» **Task statement**
Would you please return the lines of the material that contain the word "process"?

** Opening Extracted data block **

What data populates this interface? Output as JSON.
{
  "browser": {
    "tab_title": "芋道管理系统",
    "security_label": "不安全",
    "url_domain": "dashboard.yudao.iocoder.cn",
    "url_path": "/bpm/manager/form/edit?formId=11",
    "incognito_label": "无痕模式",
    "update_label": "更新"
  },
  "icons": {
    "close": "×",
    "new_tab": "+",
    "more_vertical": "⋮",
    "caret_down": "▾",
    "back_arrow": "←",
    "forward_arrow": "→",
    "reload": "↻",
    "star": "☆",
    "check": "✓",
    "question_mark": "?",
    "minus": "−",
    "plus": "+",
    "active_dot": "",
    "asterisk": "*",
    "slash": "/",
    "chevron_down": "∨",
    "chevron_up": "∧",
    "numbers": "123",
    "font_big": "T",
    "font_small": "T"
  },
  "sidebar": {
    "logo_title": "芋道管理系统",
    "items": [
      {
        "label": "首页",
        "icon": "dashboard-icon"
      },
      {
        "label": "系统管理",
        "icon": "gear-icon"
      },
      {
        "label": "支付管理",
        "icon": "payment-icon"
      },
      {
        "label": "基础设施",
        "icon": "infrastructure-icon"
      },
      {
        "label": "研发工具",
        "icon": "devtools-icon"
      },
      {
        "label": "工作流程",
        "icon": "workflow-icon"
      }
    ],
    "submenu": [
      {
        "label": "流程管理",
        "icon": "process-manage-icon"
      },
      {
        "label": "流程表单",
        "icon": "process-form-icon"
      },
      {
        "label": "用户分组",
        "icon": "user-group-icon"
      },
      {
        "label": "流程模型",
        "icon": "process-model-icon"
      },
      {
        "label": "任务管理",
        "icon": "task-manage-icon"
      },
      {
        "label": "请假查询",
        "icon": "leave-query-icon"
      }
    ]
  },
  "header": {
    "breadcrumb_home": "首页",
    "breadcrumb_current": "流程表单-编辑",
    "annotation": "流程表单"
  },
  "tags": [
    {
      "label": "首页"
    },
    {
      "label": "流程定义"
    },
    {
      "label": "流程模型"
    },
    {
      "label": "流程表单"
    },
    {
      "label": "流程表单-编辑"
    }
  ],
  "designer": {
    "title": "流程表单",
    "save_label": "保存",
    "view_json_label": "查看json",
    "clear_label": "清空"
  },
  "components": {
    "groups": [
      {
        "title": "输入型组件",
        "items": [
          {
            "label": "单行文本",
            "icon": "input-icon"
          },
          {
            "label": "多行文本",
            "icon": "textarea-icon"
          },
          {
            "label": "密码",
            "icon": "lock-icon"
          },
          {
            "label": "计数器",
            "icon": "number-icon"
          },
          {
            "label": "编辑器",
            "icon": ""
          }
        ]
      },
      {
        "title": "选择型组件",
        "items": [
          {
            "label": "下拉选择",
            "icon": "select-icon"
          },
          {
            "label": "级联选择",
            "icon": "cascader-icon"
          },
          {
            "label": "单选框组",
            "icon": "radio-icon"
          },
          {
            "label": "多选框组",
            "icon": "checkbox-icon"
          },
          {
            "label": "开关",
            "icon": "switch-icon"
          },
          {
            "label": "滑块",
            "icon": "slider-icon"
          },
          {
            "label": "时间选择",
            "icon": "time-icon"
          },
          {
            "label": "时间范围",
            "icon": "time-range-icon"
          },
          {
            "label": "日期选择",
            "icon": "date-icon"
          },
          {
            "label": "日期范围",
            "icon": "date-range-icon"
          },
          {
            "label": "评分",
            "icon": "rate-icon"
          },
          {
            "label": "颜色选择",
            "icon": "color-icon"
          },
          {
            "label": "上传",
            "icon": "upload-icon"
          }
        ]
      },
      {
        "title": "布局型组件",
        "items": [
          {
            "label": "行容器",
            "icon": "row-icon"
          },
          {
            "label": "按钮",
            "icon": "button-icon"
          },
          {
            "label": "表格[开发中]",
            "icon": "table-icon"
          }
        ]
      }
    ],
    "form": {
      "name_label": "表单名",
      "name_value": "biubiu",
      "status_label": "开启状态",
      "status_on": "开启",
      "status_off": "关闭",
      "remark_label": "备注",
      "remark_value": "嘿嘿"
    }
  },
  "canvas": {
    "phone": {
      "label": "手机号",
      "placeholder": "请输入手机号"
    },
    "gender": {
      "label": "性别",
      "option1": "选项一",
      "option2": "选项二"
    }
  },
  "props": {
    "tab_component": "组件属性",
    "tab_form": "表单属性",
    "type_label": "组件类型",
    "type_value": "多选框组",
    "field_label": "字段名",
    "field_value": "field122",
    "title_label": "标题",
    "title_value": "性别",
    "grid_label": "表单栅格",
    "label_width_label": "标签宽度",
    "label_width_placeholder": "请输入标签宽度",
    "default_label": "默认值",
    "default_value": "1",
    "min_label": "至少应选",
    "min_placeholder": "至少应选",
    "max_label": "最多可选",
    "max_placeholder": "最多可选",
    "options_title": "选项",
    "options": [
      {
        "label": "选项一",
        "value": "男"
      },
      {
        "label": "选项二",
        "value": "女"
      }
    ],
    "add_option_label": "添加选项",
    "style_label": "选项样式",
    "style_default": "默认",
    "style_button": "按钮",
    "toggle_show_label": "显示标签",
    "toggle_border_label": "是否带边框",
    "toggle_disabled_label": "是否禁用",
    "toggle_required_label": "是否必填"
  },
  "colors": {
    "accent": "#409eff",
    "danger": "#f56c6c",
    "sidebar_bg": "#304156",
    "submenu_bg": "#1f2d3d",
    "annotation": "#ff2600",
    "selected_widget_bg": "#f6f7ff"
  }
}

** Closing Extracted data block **

» **Response for this exercise**
        "icon": "process-manage-icon"
        "icon": "process-form-icon"
        "icon": "process-model-icon"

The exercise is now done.